_Work instructions_
Line by line, output the material without altering anything.

Given data Start Marker

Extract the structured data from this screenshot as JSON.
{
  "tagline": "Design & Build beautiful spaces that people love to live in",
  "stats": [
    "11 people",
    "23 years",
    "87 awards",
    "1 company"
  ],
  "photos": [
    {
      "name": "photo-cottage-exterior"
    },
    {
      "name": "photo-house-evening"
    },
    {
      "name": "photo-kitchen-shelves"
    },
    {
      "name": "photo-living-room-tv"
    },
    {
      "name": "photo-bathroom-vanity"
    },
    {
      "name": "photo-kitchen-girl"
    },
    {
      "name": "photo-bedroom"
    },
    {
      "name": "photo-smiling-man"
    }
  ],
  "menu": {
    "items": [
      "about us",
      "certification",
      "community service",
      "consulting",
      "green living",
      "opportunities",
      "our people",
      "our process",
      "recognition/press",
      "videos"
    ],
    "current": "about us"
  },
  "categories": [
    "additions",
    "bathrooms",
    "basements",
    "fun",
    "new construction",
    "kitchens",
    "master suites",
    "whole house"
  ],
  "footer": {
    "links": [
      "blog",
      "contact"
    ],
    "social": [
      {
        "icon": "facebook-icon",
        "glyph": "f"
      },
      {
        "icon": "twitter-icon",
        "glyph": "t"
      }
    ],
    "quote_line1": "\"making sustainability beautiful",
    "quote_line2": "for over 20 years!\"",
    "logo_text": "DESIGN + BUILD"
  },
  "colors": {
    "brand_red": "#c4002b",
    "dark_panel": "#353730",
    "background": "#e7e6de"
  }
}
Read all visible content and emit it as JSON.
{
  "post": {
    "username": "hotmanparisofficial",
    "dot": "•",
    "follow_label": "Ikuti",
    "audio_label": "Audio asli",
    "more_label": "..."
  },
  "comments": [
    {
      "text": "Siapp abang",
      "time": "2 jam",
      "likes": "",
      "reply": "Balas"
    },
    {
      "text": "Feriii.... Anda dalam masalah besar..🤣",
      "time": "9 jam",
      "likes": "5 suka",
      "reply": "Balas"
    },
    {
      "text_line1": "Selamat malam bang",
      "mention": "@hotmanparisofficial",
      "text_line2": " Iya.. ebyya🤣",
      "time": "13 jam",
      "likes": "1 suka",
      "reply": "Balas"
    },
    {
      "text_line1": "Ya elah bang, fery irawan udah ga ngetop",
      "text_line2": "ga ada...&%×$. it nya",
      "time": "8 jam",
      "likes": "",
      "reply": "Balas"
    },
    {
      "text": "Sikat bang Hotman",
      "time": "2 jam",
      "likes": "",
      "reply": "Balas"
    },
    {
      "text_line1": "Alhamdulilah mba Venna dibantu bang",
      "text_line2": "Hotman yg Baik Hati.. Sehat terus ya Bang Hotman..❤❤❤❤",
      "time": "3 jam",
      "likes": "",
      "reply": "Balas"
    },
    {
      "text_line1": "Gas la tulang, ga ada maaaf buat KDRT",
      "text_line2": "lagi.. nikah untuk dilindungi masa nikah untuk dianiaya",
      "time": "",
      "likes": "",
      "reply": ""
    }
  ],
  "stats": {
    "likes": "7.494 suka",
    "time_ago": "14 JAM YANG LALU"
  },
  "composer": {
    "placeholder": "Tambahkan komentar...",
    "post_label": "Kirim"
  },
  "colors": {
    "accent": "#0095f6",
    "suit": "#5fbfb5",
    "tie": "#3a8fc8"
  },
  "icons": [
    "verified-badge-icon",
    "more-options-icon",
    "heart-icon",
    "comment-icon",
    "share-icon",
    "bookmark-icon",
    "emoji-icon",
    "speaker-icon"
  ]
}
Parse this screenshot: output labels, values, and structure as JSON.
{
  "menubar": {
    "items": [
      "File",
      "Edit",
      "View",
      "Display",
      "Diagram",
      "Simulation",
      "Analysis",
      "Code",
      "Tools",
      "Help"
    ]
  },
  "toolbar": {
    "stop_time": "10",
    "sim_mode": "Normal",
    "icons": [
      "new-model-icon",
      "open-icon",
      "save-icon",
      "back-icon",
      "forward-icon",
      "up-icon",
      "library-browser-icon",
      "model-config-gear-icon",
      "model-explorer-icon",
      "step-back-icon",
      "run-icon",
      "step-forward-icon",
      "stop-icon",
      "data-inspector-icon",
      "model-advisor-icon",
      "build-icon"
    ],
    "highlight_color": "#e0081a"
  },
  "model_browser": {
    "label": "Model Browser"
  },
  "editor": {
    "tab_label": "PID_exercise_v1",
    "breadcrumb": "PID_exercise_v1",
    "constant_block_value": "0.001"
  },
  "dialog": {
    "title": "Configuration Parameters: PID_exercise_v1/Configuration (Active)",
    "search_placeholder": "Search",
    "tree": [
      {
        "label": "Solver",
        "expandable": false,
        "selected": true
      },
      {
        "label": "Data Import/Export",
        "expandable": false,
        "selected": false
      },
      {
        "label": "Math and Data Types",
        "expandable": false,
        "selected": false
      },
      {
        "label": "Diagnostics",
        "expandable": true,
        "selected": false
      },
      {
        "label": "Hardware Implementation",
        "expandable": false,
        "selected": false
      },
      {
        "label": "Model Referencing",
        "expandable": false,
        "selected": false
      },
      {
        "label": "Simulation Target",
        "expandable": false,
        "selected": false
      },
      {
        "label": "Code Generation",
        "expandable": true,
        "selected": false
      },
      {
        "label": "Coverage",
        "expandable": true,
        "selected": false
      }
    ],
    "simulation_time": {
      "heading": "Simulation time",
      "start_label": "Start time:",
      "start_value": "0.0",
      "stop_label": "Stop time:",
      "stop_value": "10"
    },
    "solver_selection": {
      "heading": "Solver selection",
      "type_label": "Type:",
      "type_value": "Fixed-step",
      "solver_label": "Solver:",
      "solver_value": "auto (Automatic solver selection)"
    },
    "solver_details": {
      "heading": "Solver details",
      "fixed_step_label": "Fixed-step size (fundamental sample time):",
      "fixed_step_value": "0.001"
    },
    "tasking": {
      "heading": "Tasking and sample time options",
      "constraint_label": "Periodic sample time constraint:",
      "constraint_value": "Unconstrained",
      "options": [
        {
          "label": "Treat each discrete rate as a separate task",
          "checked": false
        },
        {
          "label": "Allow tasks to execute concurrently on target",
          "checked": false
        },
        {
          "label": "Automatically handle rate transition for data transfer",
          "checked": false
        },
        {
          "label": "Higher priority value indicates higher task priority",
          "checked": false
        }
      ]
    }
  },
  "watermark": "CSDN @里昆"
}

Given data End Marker

_Problem solution_
Extract the structured data from this screenshot as JSON.
{
  "tagline": "Design & Build beautiful spaces that people love to live in",
  "stats": [
    "11 people",
    "23 years",
    "87 awards",
    "1 company"
  ],
  "photos": [
    {
      "name": "photo-cottage-exterior"
    },
    {
      "name": "photo-house-evening"
    },
    {
      "name": "photo-kitchen-shelves"
    },
    {
      "name": "photo-living-room-tv"
    },
    {
      "name": "photo-bathroom-vanity"
    },
    {
      "name": "photo-kitchen-girl"
    },
    {
      "name": "photo-bedroom"
    },
    {
      "name": "photo-smiling-man"
    }
  ],
  "menu": {
    "items": [
      "about us",
      "certification",
      "community service",
      "consulting",
      "green living",
      "opportunities",
      "our people",
      "our process",
      "recognition/press",
      "videos"
    ],
    "current": "about us"
  },
  "categories": [
    "additions",
    "bathrooms",
    "basements",
    "fun",
    "new construction",
    "kitchens",
    "master suites",
    "whole house"
  ],
  "footer": {
    "links": [
      "blog",
      "contact"
    ],
    "social": [
      {
        "icon": "facebook-icon",
        "glyph": "f"
      },
      {
        "icon": "twitter-icon",
        "glyph": "t"
      }
    ],
    "quote_line1": "\"making sustainability beautiful",
    "quote_line2": "for over 20 years!\"",
    "logo_text": "DESIGN + BUILD"
  },
  "colors": {
    "brand_red": "#c4002b",
    "dark_panel": "#353730",
    "background": "#e7e6de"
  }
}
Read all visible content and emit it as JSON.
{
  "post": {
    "username": "hotmanparisofficial",
    "dot": "•",
    "follow_label": "Ikuti",
    "audio_label": "Audio asli",
    "more_label": "..."
  },
  "comments": [
    {
      "text": "Siapp abang",
      "time": "2 jam",
      "likes": "",
      "reply": "Balas"
    },
    {
      "text": "Feriii.... Anda dalam masalah besar..🤣",
      "time": "9 jam",
      "likes": "5 suka",
      "reply": "Balas"
    },
    {
      "text_line1": "Selamat malam bang",
      "mention": "@hotmanparisofficial",
      "text_line2": " Iya.. ebyya🤣",
      "time": "13 jam",
      "likes": "1 suka",
      "reply": "Balas"
    },
    {
      "text_line1": "Ya elah bang, fery irawan udah ga ngetop",
      "text_line2": "ga ada...&%×$. it nya",
      "time": "8 jam",
      "likes": "",
      "reply": "Balas"
    },
    {
      "text": "Sikat bang Hotman",
      "time": "2 jam",
      "likes": "",
      "reply": "Balas"
    },
    {
      "text_line1": "Alhamdulilah mba Venna dibantu bang",
      "text_line2": "Hotman yg Baik Hati.. Sehat terus ya Bang Hotman..❤❤❤❤",
      "time": "3 jam",
      "likes": "",
      "reply": "Balas"
    },
    {
      "text_line1": "Gas la tulang, ga ada maaaf buat KDRT",
      "text_line2": "lagi.. nikah untuk dilindungi masa nikah untuk dianiaya",
      "time": "",
      "likes": "",
      "reply": ""
    }
  ],
  "stats": {
    "likes": "7.494 suka",
    "time_ago": "14 JAM YANG LALU"
  },
  "composer": {
    "placeholder": "Tambahkan komentar...",
    "post_label": "Kirim"
  },
  "colors": {
    "accent": "#0095f6",
    "suit": "#5fbfb5",
    "tie": "#3a8fc8"
  },
  "icons": [
    "verified-badge-icon",
    "more-options-icon",
    "heart-icon",
    "comment-icon",
    "share-icon",
    "bookmark-icon",
    "emoji-icon",
    "speaker-icon"
  ]
}
Parse this screenshot: output labels, values, and structure as JSON.
{
  "menubar": {
    "items": [
      "File",
      "Edit",
      "View",
      "Display",
      "Diagram",
      "Simulation",
      "Analysis",
      "Code",
      "Tools",
      "Help"
    ]
  },
  "toolbar": {
    "stop_time": "10",
    "sim_mode": "Normal",
    "icons": [
      "new-model-icon",
      "open-icon",
      "save-icon",
      "back-icon",
      "forward-icon",
      "up-icon",
      "library-browser-icon",
      "model-config-gear-icon",
      "model-explorer-icon",
      "step-back-icon",
      "run-icon",
      "step-forward-icon",
      "stop-icon",
      "data-inspector-icon",
      "model-advisor-icon",
      "build-icon"
    ],
    "highlight_color": "#e0081a"
  },
  "model_browser": {
    "label": "Model Browser"
  },
  "editor": {
    "tab_label": "PID_exercise_v1",
    "breadcrumb": "PID_exercise_v1",
    "constant_block_value": "0.001"
  },
  "dialog": {
    "title": "Configuration Parameters: PID_exercise_v1/Configuration (Active)",
    "search_placeholder": "Search",
    "tree": [
      {
        "label": "Solver",
        "expandable": false,
        "selected": true
      },
      {
        "label": "Data Import/Export",
        "expandable": false,
        "selected": false
      },
      {
        "label": "Math and Data Types",
        "expandable": false,
        "selected": false
      },
      {
        "label": "Diagnostics",
        "expandable": true,
        "selected": false
      },
      {
        "label": "Hardware Implementation",
        "expandable": false,
        "selected": false
      },
      {
        "label": "Model Referencing",
        "expandable": false,
        "selected": false
      },
      {
        "label": "Simulation Target",
        "expandable": false,
        "selected": false
      },
      {
        "label": "Code Generation",
        "expandable": true,
        "selected": false
      },
      {
        "label": "Coverage",
        "expandable": true,
        "selected": false
      }
    ],
    "simulation_time": {
      "heading": "Simulation time",
      "start_label": "Start time:",
      "start_value": "0.0",
      "stop_label": "Stop time:",
      "stop_value": "10"
    },
    "solver_selection": {
      "heading": "Solver selection",
      "type_label": "Type:",
      "type_value": "Fixed-step",
      "solver_label": "Solver:",
      "solver_value": "auto (Automatic solver selection)"
    },
    "solver_details": {
      "heading": "Solver details",
      "fixed_step_label": "Fixed-step size (fundamental sample time):",
      "fixed_step_value": "0.001"
    },
    "tasking": {
      "heading": "Tasking and sample time options",
      "constraint_label": "Periodic sample time constraint:",
      "constraint_value": "Unconstrained",
      "options": [
        {
          "label": "Treat each discrete rate as a separate task",
          "checked": false
        },
        {
          "label": "Allow tasks to execute concurrently on target",
          "checked": false
        },
        {
          "label": "Automatically handle rate transition for data transfer",
          "checked": false
        },
        {
          "label": "Higher priority value indicates higher task priority",
          "checked": false
        }
      ]
    }
  },
  "watermark": "CSDN @里昆"
}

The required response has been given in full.